> Your assignment: For the material that follows, tally the lines holding "values" and give the total alone.

> Source material:
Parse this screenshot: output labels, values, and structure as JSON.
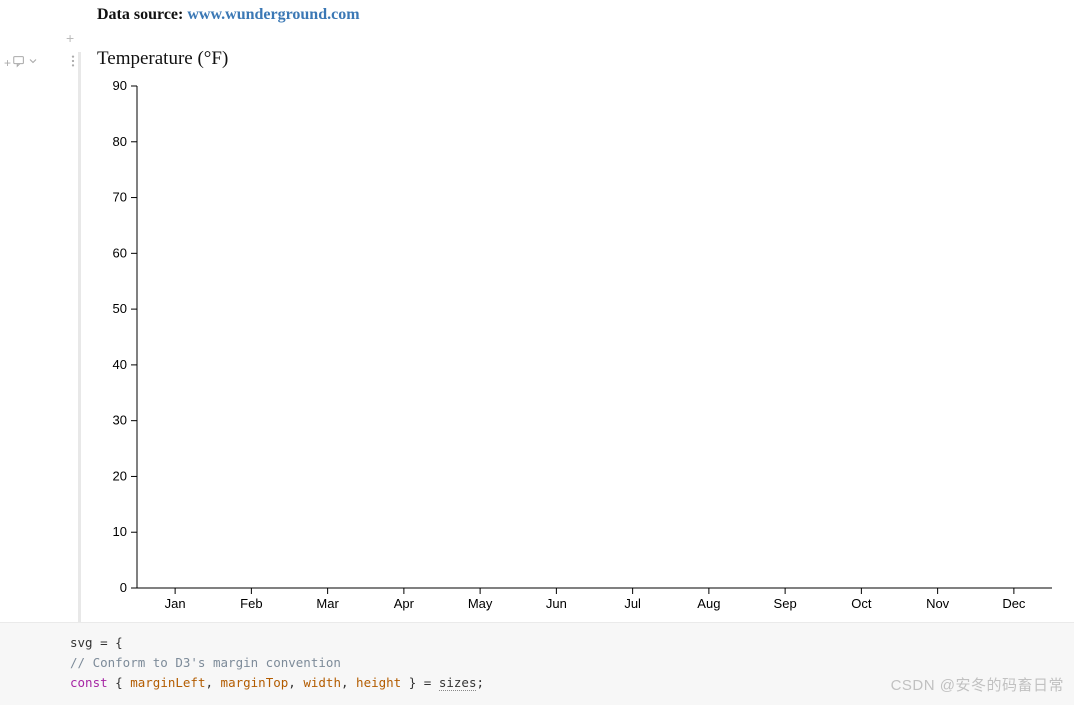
{
  "source": {
    "label": "Data source:",
    "link_text": "www.wunderground.com"
  },
  "gutter": {
    "add_cell_icon": "+",
    "add_above_icon": "+"
  },
  "chart_data": {
    "type": "line",
    "title": "Temperature (°F)",
    "xlabel": "",
    "ylabel": "",
    "categories": [
      "Jan",
      "Feb",
      "Mar",
      "Apr",
      "May",
      "Jun",
      "Jul",
      "Aug",
      "Sep",
      "Oct",
      "Nov",
      "Dec"
    ],
    "values": [],
    "xlim": [
      "Jan",
      "Dec"
    ],
    "ylim": [
      0,
      90
    ],
    "y_ticks": [
      0,
      10,
      20,
      30,
      40,
      50,
      60,
      70,
      80,
      90
    ]
  },
  "code": {
    "line1_var": "svg",
    "line1_rest": " = {",
    "line2": "  // Conform to D3's margin convention",
    "line3_kw": "  const",
    "line3_open": " { ",
    "line3_p1": "marginLeft",
    "line3_c1": ", ",
    "line3_p2": "marginTop",
    "line3_c2": ", ",
    "line3_p3": "width",
    "line3_c3": ", ",
    "line3_p4": "height",
    "line3_close": " } = ",
    "line3_ident": "sizes",
    "line3_semi": ";"
  },
  "watermark": "CSDN @安冬的码畜日常"
}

> Reply: 2